By reframing your mindset to ask: “Who is my audience?”, “ What are their problems?” and “How do I help them win?” you take the pressure and spotlight off of yourself and put your energy towards helping a person with a problem. This makes the interview experience feel less like a clash between you and this giant entity and closer to the reality of the situation: Just a person trying to help another person.
We’ve discussed our audience and we’ve explored what motivates them. Now let’s take a deep dive into how we help them win.
How You Help Your Interviewer (Your Audience) Win
Donald Miller is the author of the book Building a StoryBrand. In his work, Miller points out that every story has a hero and that we are all the heroes of our story.
In Miller’s messaging, the hero has a problem and meets a guide. The guide gives them a plan, calls them to action and helps them find success and not failure.
Most candidates come into interviews doing all they can to point out what a great hero they are, and how they would be a great hero for the company.
Remember: The interviewer is not looking for a hero. They are looking for a guide to help them solve their problem, which is finding the right person for the job.
If we look at Donald Miller’s diagram below, see yourself as a guide and the interviewer as the character.
When you position yourself as a guide to help the main character of the story (the interviewer) be successful, you have put yourself in a prime position to land a job.
This concept is obviously easier to apply when you are not desperate for a job. In some situations you simply need to do all you can to get a job and focus on how you have the ability to solve the interviewer's problems.

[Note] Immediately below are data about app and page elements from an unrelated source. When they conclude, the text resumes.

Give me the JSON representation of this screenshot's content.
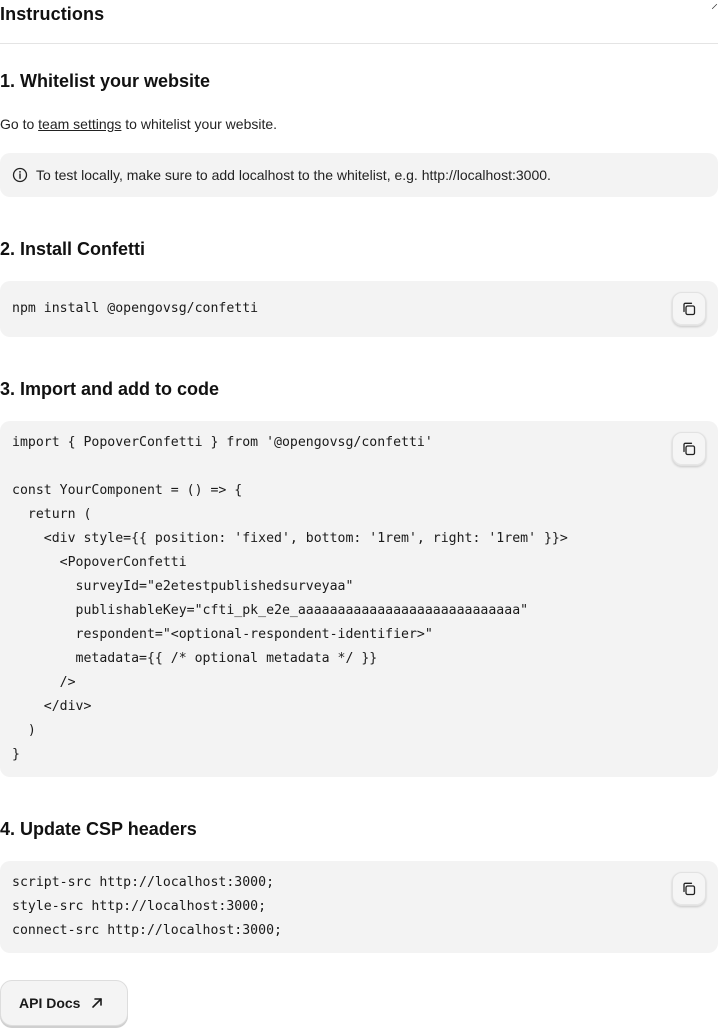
{
  "header": {
    "title": "Instructions"
  },
  "steps": {
    "s1": {
      "title": "1. Whitelist your website",
      "text_before": "Go to ",
      "link_label": "team settings",
      "text_after": " to whitelist your website.",
      "callout": "To test locally, make sure to add localhost to the whitelist, e.g. http://localhost:3000."
    },
    "s2": {
      "title": "2. Install Confetti",
      "code": "npm install @opengovsg/confetti"
    },
    "s3": {
      "title": "3. Import and add to code",
      "code": "import { PopoverConfetti } from '@opengovsg/confetti'\n\nconst YourComponent = () => {\n  return (\n    <div style={{ position: 'fixed', bottom: '1rem', right: '1rem' }}>\n      <PopoverConfetti\n        surveyId=\"e2etestpublishedsurveyaa\"\n        publishableKey=\"cfti_pk_e2e_aaaaaaaaaaaaaaaaaaaaaaaaaaaa\"\n        respondent=\"<optional-respondent-identifier>\"\n        metadata={{ /* optional metadata */ }}\n      />\n    </div>\n  )\n}"
    },
    "s4": {
      "title": "4. Update CSP headers",
      "code": "script-src http://localhost:3000;\nstyle-src http://localhost:3000;\nconnect-src http://localhost:3000;"
    }
  },
  "api_docs": {
    "label": "API Docs"
  },
  "icons": {
    "info": "info-icon",
    "copy": "copy-icon",
    "external": "arrow-up-right-icon"
  }
}
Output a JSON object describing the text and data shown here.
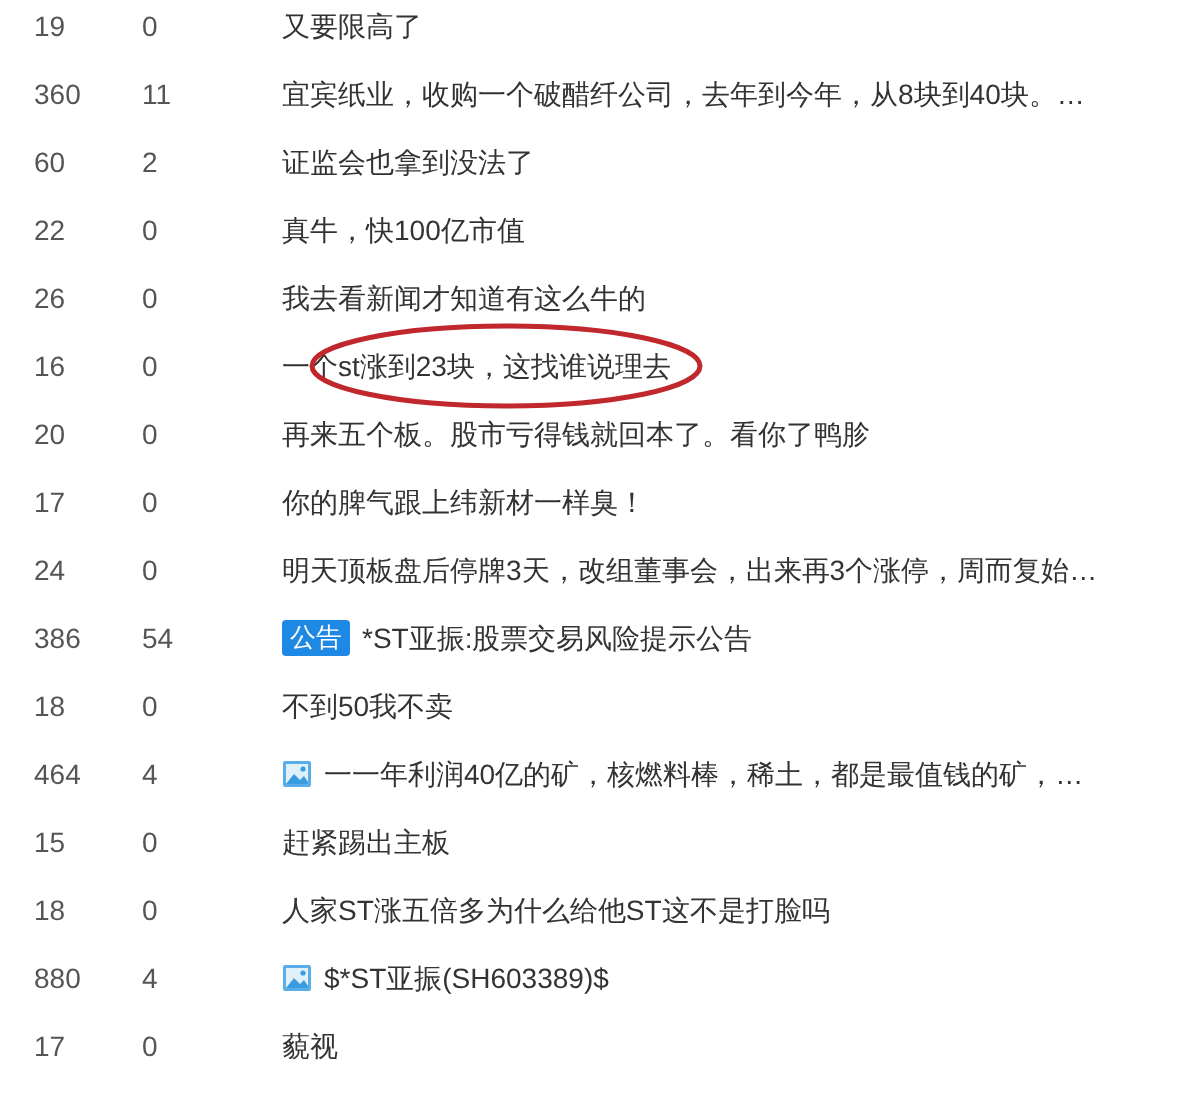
{
  "rows": [
    {
      "reads": "19",
      "comments": "0",
      "kind": "text",
      "title": "又要限高了",
      "circled": false
    },
    {
      "reads": "360",
      "comments": "11",
      "kind": "text",
      "title": "宜宾纸业，收购一个破醋纤公司，去年到今年，从8块到40块。…",
      "circled": false
    },
    {
      "reads": "60",
      "comments": "2",
      "kind": "text",
      "title": "证监会也拿到没法了",
      "circled": false
    },
    {
      "reads": "22",
      "comments": "0",
      "kind": "text",
      "title": "真牛，快100亿市值",
      "circled": false
    },
    {
      "reads": "26",
      "comments": "0",
      "kind": "text",
      "title": "我去看新闻才知道有这么牛的",
      "circled": false
    },
    {
      "reads": "16",
      "comments": "0",
      "kind": "text",
      "title": "一个st涨到23块，这找谁说理去",
      "circled": true
    },
    {
      "reads": "20",
      "comments": "0",
      "kind": "text",
      "title": "再来五个板。股市亏得钱就回本了。看你了鸭胗",
      "circled": false
    },
    {
      "reads": "17",
      "comments": "0",
      "kind": "text",
      "title": "你的脾气跟上纬新材一样臭！",
      "circled": false
    },
    {
      "reads": "24",
      "comments": "0",
      "kind": "text",
      "title": "明天顶板盘后停牌3天，改组董事会，出来再3个涨停，周而复始…",
      "circled": false
    },
    {
      "reads": "386",
      "comments": "54",
      "kind": "notice",
      "tag": "公告",
      "title": "*ST亚振:股票交易风险提示公告",
      "circled": false
    },
    {
      "reads": "18",
      "comments": "0",
      "kind": "text",
      "title": "不到50我不卖",
      "circled": false
    },
    {
      "reads": "464",
      "comments": "4",
      "kind": "image",
      "title": "一一年利润40亿的矿，核燃料棒，稀土，都是最值钱的矿，…",
      "circled": false
    },
    {
      "reads": "15",
      "comments": "0",
      "kind": "text",
      "title": "赶紧踢出主板",
      "circled": false
    },
    {
      "reads": "18",
      "comments": "0",
      "kind": "text",
      "title": "人家ST涨五倍多为什么给他ST这不是打脸吗",
      "circled": false
    },
    {
      "reads": "880",
      "comments": "4",
      "kind": "image",
      "title": "$*ST亚振(SH603389)$",
      "circled": false
    },
    {
      "reads": "17",
      "comments": "0",
      "kind": "text",
      "title": "藐视",
      "circled": false
    }
  ]
}
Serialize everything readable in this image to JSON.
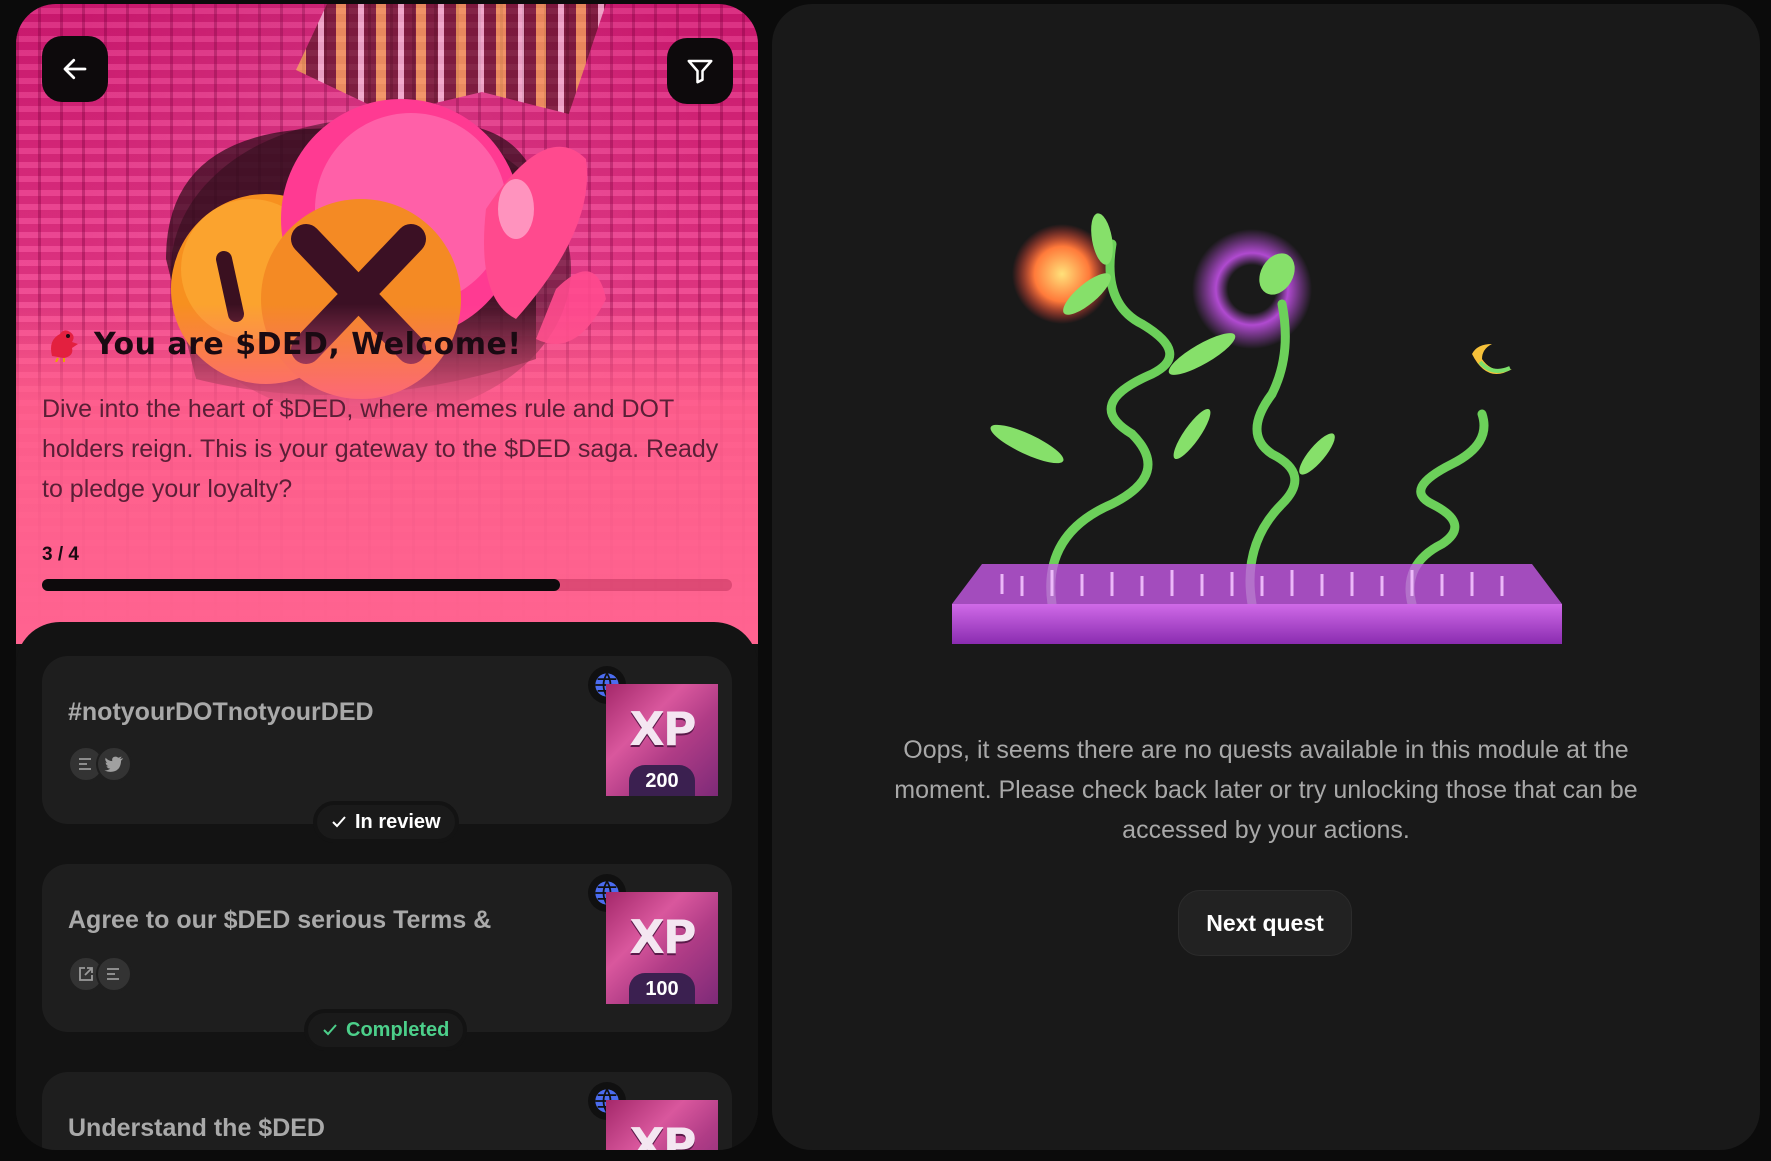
{
  "module": {
    "emoji_icon": "red-bird-icon",
    "title": "You are $DED, Welcome!",
    "description": "Dive into the heart of $DED, where memes rule and DOT holders reign. This is your gateway to the $DED saga. Ready to pledge your loyalty?",
    "progress_label": "3 / 4",
    "progress_current": 3,
    "progress_total": 4
  },
  "header": {
    "back_icon": "arrow-left-icon",
    "filter_icon": "filter-icon"
  },
  "quests": [
    {
      "title": "#notyourDOTnotyourDED",
      "tag_icons": [
        "text-lines-icon",
        "twitter-icon"
      ],
      "xp_label": "XP",
      "xp_amount": "200",
      "status": "In review",
      "status_color": "#ffffff"
    },
    {
      "title": "Agree to our $DED serious Terms &",
      "tag_icons": [
        "external-link-icon",
        "text-lines-icon"
      ],
      "xp_label": "XP",
      "xp_amount": "100",
      "status": "Completed",
      "status_color": "#4ccf8a"
    },
    {
      "title": "Understand the $DED",
      "xp_label": "XP"
    }
  ],
  "empty_state": {
    "message": "Oops, it seems there are no quests available in this module at the moment. Please check back later or try unlocking those that can be accessed by your actions.",
    "next_button": "Next quest"
  },
  "colors": {
    "hero_pink": "#ff5f8d",
    "panel_bg": "#191919",
    "card_bg": "#1e1e1e",
    "completed_green": "#4ccf8a",
    "globe_blue": "#4b6cf0"
  }
}
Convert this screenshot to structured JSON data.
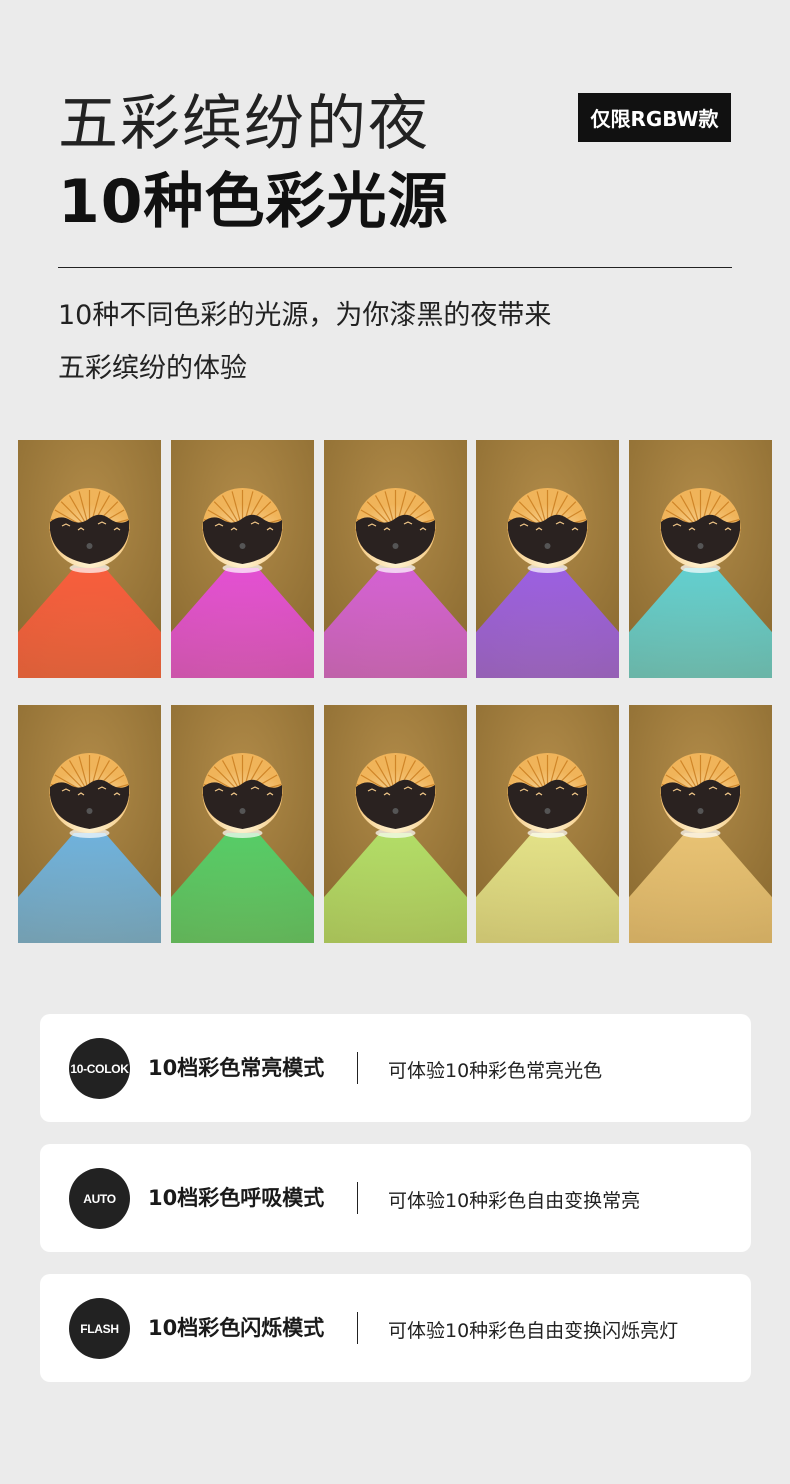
{
  "header": {
    "title_line1": "五彩缤纷的夜",
    "title_line2": "10种色彩光源",
    "badge": "仅限RGBW款"
  },
  "description": {
    "line1": "10种不同色彩的光源，为你漆黑的夜带来",
    "line2": "五彩缤纷的体验"
  },
  "color_samples": [
    {
      "color": "#ff5a3c"
    },
    {
      "color": "#e94be0"
    },
    {
      "color": "#d85ee0"
    },
    {
      "color": "#9a5cf0"
    },
    {
      "color": "#5cd6dc"
    },
    {
      "color": "#6ab6ea"
    },
    {
      "color": "#4fd36a"
    },
    {
      "color": "#b3e56a"
    },
    {
      "color": "#e8ea8e"
    },
    {
      "color": "#eec878"
    }
  ],
  "modes": [
    {
      "icon_label": "10-COLOK",
      "name": "10档彩色常亮模式",
      "description": "可体验10种彩色常亮光色"
    },
    {
      "icon_label": "AUTO",
      "name": "10档彩色呼吸模式",
      "description": "可体验10种彩色自由变换常亮"
    },
    {
      "icon_label": "FLASH",
      "name": "10档彩色闪烁模式",
      "description": "可体验10种彩色自由变换闪烁亮灯"
    }
  ]
}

If you are not desperate, you must be willing to recognize that you may not be the best fit for the job, and the job may not be the best for you. Part of the interview process is for you to assess the suitability for you.
At this point, it’s important to point out how you can change the pronouns during the interview. As a guide, we make our pronouns others-centered — “you”, rather than “I.”
As an example, rather than opening with, “I am able to produce budget forecasting excellently and have done so for the last 10 years,” change the initial pronoun to, “You want someone with an excellent budget forecasting history and experience, and that’s the type of person I am. In fact, over the last 10 years, I have been a major help to my organization in that area.”
Learning the nuance of meeting the needs of the interviewer — and how you can be a help to them — is one important mind shift in successful interviewing. By making this change, you put their problems in the spotlights and show that you have the skills to help them solve them.
Thanks for reading,